- 8 large red bell peppers
- olive oil for jarring
- Preheat oven to broil and place rack within the top-third of the oven.
- Brush a large sheet pan with a thin layer of oil then lay the red bell peppers on their side on the pan. Broil for 5-7 minutes per side, or until nicely blackened all around. Remove from oven and place in a large bowl and cover tightly with plastic wrap. Allow to cool completely, around 1 hour.
- Peel the skin and remove the seeds from each pepper, keeping them inside the bowl they cooled in. Place peeled flesh in a second, large bowl until all peppers have been peeled. Place a sieve or chinois over the second bowl and slowly add the peeled skins, seeds, and any water from the bottom of the first bowl and strain the liquids into the bowl with the flesh until none remains. Discard remaining solids from the sieve.
- Place bell pepper flesh and liquids into a high-powered blender and puree until smooth, then add to a large, dry pot and cook over low heat, stirring every 20-30 minutes, until reduced by half, about 2 hours.
- Add roasted red bell pepper paste to jars and top with 1/4-inch of olive oil for preserving and canning.
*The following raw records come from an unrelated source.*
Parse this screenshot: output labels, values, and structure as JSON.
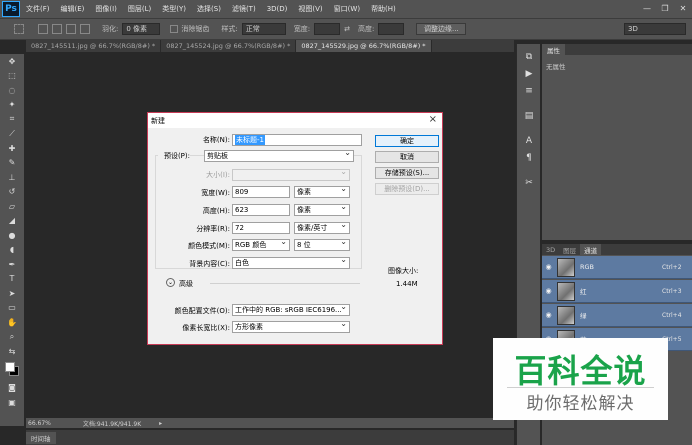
{
  "app": {
    "logo": "Ps"
  },
  "menu": [
    "文件(F)",
    "编辑(E)",
    "图像(I)",
    "图层(L)",
    "类型(Y)",
    "选择(S)",
    "滤镜(T)",
    "3D(D)",
    "视图(V)",
    "窗口(W)",
    "帮助(H)"
  ],
  "window_controls": [
    "—",
    "❐",
    "✕"
  ],
  "options": {
    "feather_label": "羽化:",
    "feather_value": "0 像素",
    "antialias_label": "消除锯齿",
    "style_label": "样式:",
    "style_value": "正常",
    "width_label": "宽度:",
    "height_label": "高度:",
    "refine_button": "调整边缘...",
    "workspace_value": "3D"
  },
  "tabs": [
    {
      "label": "0827_145511.jpg @ 66.7%(RGB/8#) *",
      "active": false
    },
    {
      "label": "0827_145524.jpg @ 66.7%(RGB/8#) *",
      "active": false
    },
    {
      "label": "0827_145529.jpg @ 66.7%(RGB/8#) *",
      "active": true
    }
  ],
  "status": {
    "zoom": "66.67%",
    "doc_size": "文档:941.9K/941.9K"
  },
  "timeline_label": "时间轴",
  "properties": {
    "tab": "属性",
    "content": "无属性"
  },
  "channels": {
    "tabs": [
      {
        "label": "3D",
        "active": false
      },
      {
        "label": "图层",
        "active": false
      },
      {
        "label": "通道",
        "active": true
      }
    ],
    "rows": [
      {
        "name": "RGB",
        "key": "Ctrl+2"
      },
      {
        "name": "红",
        "key": "Ctrl+3"
      },
      {
        "name": "绿",
        "key": "Ctrl+4"
      },
      {
        "name": "蓝",
        "key": "Ctrl+5"
      }
    ]
  },
  "dialog": {
    "title": "新建",
    "name_label": "名称(N):",
    "name_value": "未标题-1",
    "preset_label": "预设(P):",
    "preset_value": "剪贴板",
    "size_label": "大小(I):",
    "width_label": "宽度(W):",
    "width_value": "809",
    "width_unit": "像素",
    "height_label": "高度(H):",
    "height_value": "623",
    "height_unit": "像素",
    "resolution_label": "分辨率(R):",
    "resolution_value": "72",
    "resolution_unit": "像素/英寸",
    "colormode_label": "颜色模式(M):",
    "colormode_value": "RGB 颜色",
    "bitdepth_value": "8 位",
    "background_label": "背景内容(C):",
    "background_value": "白色",
    "advanced_label": "高级",
    "profile_label": "颜色配置文件(O):",
    "profile_value": "工作中的 RGB: sRGB IEC6196...",
    "aspect_label": "像素长宽比(X):",
    "aspect_value": "方形像素",
    "ok_button": "确定",
    "cancel_button": "取消",
    "save_preset_button": "存储预设(S)...",
    "delete_preset_button": "删除预设(D)...",
    "image_size_label": "图像大小:",
    "image_size_value": "1.44M"
  },
  "watermark": {
    "main": "百科全说",
    "sub": "助你轻松解决"
  }
}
Store sterile-sealed jars in the pantry for up to 1 year, and opened jars in the fridge for up to 10-14 days.